Does the Lottery Promote Gambling?

The lottery is a popular game that offers participants the chance to win prizes in exchange for paying a small fee. Prizes can range from money to goods and services. The games are often promoted by commercial enterprises as a means of raising funds. The game has also been used to raise public interest in events and causes. While many critics have raised concerns about its effect on society, others support the idea. The lottery has become an important source of revenue for governments around the world, and has been a source of controversy in many states.

Whether you are interested in winning the jackpot or just trying to maximize your chances of striking it lucky, there are certain tips that can help you boost your odds of success. For example, you can try to choose a lottery that does not consistently produce winners, as this will decrease the competition and enhance your chances of emerging victorious. Additionally, you can seek out lesser-known lotteries that offer more competitive odds. This way, you can be on your way to achieving success in the realm of the lottery in no time!

State-sponsored lotteries began appearing in the 15th century, with records from towns in the Low Countries mentioning them as early as 1445. Benjamin Franklin ran a lottery during the American Revolution to raise money for cannons to defend Philadelphia against the British, and Thomas Jefferson attempted to use a private lottery to alleviate his crushing debts.

Since the launch of New Hampshire’s modern lottery in 1964, state lotteries have proliferated and found wide public support. In most states, over 60 percent of adults play the lottery at least once a year. The games have broad appeal, as they are accessible to a large segment of the population: they can be played from home, with no need for specialized equipment or travel. They tend to attract middle-aged, educated, affluent individuals with high levels of disposable income.

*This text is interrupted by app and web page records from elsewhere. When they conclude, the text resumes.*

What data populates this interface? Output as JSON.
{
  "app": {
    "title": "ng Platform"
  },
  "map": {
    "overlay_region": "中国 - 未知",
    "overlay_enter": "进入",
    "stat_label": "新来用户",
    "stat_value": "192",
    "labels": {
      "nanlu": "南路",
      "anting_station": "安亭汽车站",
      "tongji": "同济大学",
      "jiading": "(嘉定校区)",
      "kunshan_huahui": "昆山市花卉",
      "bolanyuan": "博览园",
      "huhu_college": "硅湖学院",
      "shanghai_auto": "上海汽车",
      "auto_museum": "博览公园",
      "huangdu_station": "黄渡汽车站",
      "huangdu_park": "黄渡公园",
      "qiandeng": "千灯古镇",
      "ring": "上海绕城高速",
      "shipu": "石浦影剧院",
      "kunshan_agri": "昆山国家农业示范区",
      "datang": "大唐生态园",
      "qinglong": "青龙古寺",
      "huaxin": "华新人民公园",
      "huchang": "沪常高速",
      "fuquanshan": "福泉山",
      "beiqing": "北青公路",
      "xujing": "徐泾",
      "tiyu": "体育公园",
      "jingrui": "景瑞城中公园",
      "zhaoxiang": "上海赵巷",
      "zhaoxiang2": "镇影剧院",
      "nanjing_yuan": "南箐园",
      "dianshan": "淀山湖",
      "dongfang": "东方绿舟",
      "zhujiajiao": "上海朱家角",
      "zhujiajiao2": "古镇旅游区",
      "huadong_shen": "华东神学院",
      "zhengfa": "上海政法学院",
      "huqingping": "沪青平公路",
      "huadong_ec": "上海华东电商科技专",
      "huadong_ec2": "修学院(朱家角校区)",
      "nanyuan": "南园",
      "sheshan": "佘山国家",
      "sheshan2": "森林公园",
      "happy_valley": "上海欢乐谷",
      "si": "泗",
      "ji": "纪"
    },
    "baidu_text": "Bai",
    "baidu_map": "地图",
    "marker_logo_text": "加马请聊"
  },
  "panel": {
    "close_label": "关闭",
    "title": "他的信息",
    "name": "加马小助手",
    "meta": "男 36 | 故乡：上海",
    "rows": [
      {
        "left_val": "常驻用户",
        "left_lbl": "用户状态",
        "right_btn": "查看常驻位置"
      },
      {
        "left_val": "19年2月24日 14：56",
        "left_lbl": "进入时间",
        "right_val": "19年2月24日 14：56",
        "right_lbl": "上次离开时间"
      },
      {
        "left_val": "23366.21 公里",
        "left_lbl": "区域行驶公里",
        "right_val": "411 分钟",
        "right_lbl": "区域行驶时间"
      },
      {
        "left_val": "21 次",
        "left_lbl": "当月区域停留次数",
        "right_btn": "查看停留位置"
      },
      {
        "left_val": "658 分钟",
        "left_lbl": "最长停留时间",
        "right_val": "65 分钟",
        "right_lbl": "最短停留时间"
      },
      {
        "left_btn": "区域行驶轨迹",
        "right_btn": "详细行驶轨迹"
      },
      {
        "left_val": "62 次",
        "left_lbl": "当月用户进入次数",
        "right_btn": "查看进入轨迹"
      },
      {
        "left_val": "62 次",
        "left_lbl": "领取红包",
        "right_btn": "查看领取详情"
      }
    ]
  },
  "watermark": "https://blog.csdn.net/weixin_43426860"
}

The popularity of the games has grown with the introduction of scratch-off tickets, the quick-pick numbers option, and a growing selection of games. Some lotteries have even branched out beyond traditional numbers to include instant games and virtual sports. However, the question arises: Is lottery really the best way to distribute state revenues? Does it promote gambling, and if so, to what extent?

The answer is not simple. Because lotteries are run as businesses, their marketing strategies necessarily focus on maximizing revenues. This means that they promote gambling to a certain audience, which could potentially have negative consequences for the poor and problem gamblers. In addition, the promotion of a particular product runs counter to the state’s role as an arbiter of the public welfare. Consequently, lotteries are often at cross-purposes with the larger community of taxpayers.